BEGIN Source data
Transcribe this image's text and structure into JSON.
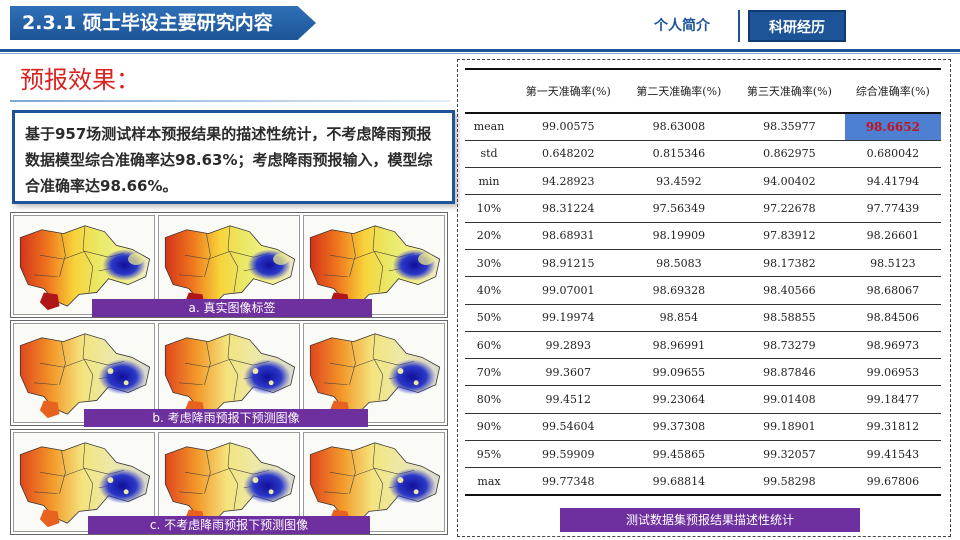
{
  "header": {
    "title": "2.3.1 硕士毕设主要研究内容",
    "nav": [
      {
        "label": "个人简介",
        "active": false
      },
      {
        "label": "科研经历",
        "active": true
      }
    ]
  },
  "section": {
    "title": "预报效果：",
    "summary": "基于957场测试样本预报结果的描述性统计，不考虑降雨预报数据模型综合准确率达98.63%；考虑降雨预报输入，模型综合准确率达98.66%。"
  },
  "figures": {
    "captions": {
      "a": "a. 真实图像标签",
      "b": "b. 考虑降雨预报下预测图像",
      "c": "c. 不考虑降雨预报下预测图像"
    }
  },
  "table": {
    "caption": "测试数据集预报结果描述性统计",
    "headers": [
      "",
      "第一天准确率(%)",
      "第二天准确率(%)",
      "第三天准确率(%)",
      "综合准确率(%)"
    ],
    "highlight": {
      "row": 0,
      "col": 4,
      "color": "#4f7fd0",
      "text_color": "#c2141e"
    },
    "rows": [
      [
        "mean",
        "99.00575",
        "98.63008",
        "98.35977",
        "98.6652"
      ],
      [
        "std",
        "0.648202",
        "0.815346",
        "0.862975",
        "0.680042"
      ],
      [
        "min",
        "94.28923",
        "93.4592",
        "94.00402",
        "94.41794"
      ],
      [
        "10%",
        "98.31224",
        "97.56349",
        "97.22678",
        "97.77439"
      ],
      [
        "20%",
        "98.68931",
        "98.19909",
        "97.83912",
        "98.26601"
      ],
      [
        "30%",
        "98.91215",
        "98.5083",
        "98.17382",
        "98.5123"
      ],
      [
        "40%",
        "99.07001",
        "98.69328",
        "98.40566",
        "98.68067"
      ],
      [
        "50%",
        "99.19974",
        "98.854",
        "98.58855",
        "98.84506"
      ],
      [
        "60%",
        "99.2893",
        "98.96991",
        "98.73279",
        "98.96973"
      ],
      [
        "70%",
        "99.3607",
        "99.09655",
        "98.87846",
        "99.06953"
      ],
      [
        "80%",
        "99.4512",
        "99.23064",
        "99.01408",
        "99.18477"
      ],
      [
        "90%",
        "99.54604",
        "99.37308",
        "99.18901",
        "99.31812"
      ],
      [
        "95%",
        "99.59909",
        "99.45865",
        "99.32057",
        "99.41543"
      ],
      [
        "max",
        "99.77348",
        "99.68814",
        "99.58298",
        "99.67806"
      ]
    ]
  },
  "colors": {
    "brand": "#1c5497",
    "accent_red": "#d8231f",
    "caption_purple": "#6e2f9f"
  }
}
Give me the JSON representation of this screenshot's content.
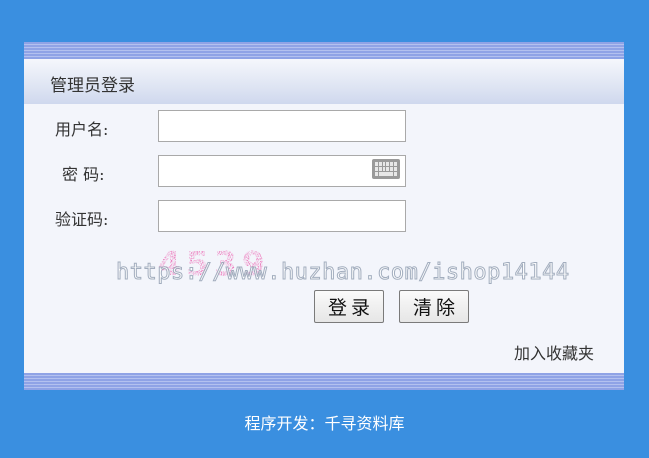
{
  "header": {
    "title": "管理员登录"
  },
  "form": {
    "username_label": "用户名:",
    "username_value": "",
    "password_label": "密 码:",
    "password_value": "",
    "captcha_label": "验证码:",
    "captcha_value": "",
    "captcha_text": "4539"
  },
  "buttons": {
    "login_label": "登录",
    "clear_label": "清除"
  },
  "links": {
    "favorite_label": "加入收藏夹"
  },
  "watermark": {
    "text": "https://www.huzhan.com/ishop14144"
  },
  "footer": {
    "text": "程序开发：千寻资料库"
  },
  "icons": {
    "keyboard": "keyboard-icon"
  },
  "colors": {
    "background": "#3a8fe0",
    "panel": "#f3f5fb",
    "stripe": "#8fa3e6",
    "captcha": "#e8208e"
  }
}
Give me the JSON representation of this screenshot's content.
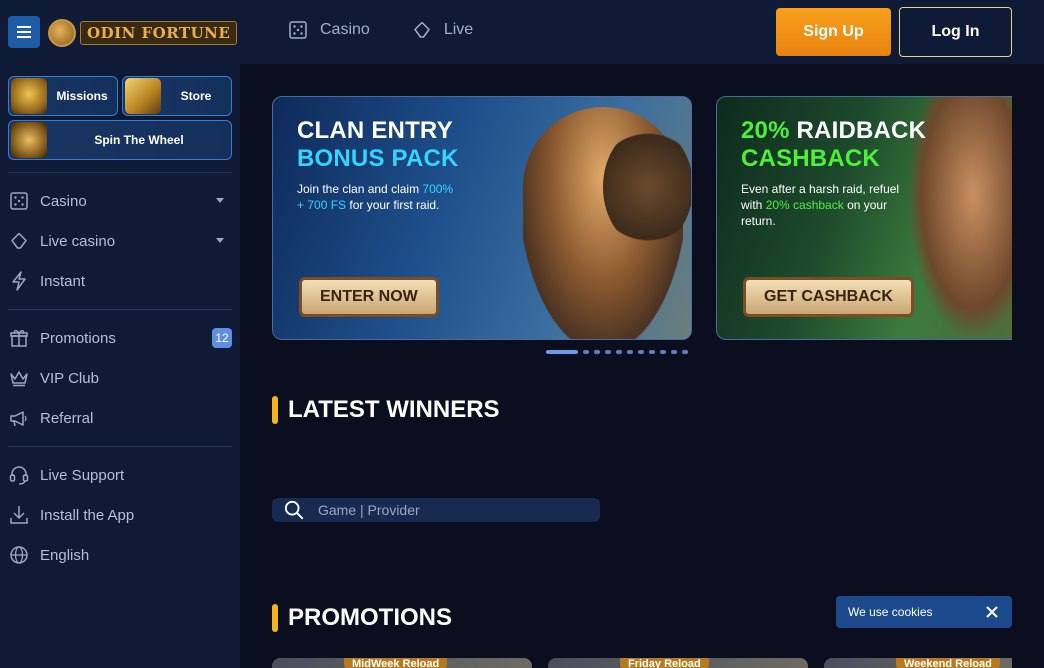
{
  "header": {
    "logo_text": "ODIN FORTUNE",
    "nav": [
      {
        "label": "Casino",
        "icon": "dice-icon"
      },
      {
        "label": "Live",
        "icon": "chip-icon"
      }
    ],
    "signup_label": "Sign Up",
    "login_label": "Log In"
  },
  "sidebar": {
    "tiles": [
      {
        "label": "Missions"
      },
      {
        "label": "Store"
      },
      {
        "label": "Spin The Wheel"
      }
    ],
    "games": [
      {
        "label": "Casino",
        "icon": "dice-icon"
      },
      {
        "label": "Live casino",
        "icon": "chip-icon"
      },
      {
        "label": "Instant",
        "icon": "lightning-icon"
      }
    ],
    "engage": [
      {
        "label": "Promotions",
        "icon": "gift-icon",
        "badge": "12"
      },
      {
        "label": "VIP Club",
        "icon": "crown-icon"
      },
      {
        "label": "Referral",
        "icon": "megaphone-icon"
      }
    ],
    "support": [
      {
        "label": "Live Support",
        "icon": "headset-icon"
      },
      {
        "label": "Install the App",
        "icon": "download-icon"
      },
      {
        "label": "English",
        "icon": "globe-icon"
      }
    ]
  },
  "banners": [
    {
      "title_line1": "CLAN ENTRY",
      "title_line2": "BONUS PACK",
      "text_before": "Join the clan and claim ",
      "text_highlight": "700% + 700 FS",
      "text_after": " for your first raid.",
      "button": "ENTER NOW"
    },
    {
      "title_line1_accent": "20%",
      "title_line1_rest": " RAIDBACK",
      "title_line2": "CASHBACK",
      "text_before": "Even after a harsh raid, refuel with ",
      "text_highlight": "20% cashback",
      "text_after": " on your return.",
      "button": "GET CASHBACK"
    }
  ],
  "carousel": {
    "count": 11,
    "active_index": 0
  },
  "latest_winners": {
    "title": "LATEST WINNERS"
  },
  "search": {
    "placeholder": "Game | Provider"
  },
  "promotions": {
    "title": "PROMOTIONS",
    "cards": [
      {
        "tag": "MidWeek Reload"
      },
      {
        "tag": "Friday Reload"
      },
      {
        "tag": "Weekend Reload"
      }
    ]
  },
  "cookie": {
    "text": "We use cookies"
  },
  "colors": {
    "accent_orange": "#f2b51d",
    "signup": "#f7a11c",
    "banner1_highlight": "#35d4ff",
    "banner2_highlight": "#4ff03c",
    "sidebar_bg": "#0e1a36",
    "page_bg": "#0a0e1f"
  }
}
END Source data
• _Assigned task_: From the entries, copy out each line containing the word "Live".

• _Answer for this exercise_:
        "label": "Live",
        "label": "Live casino",
        "label": "Live Support",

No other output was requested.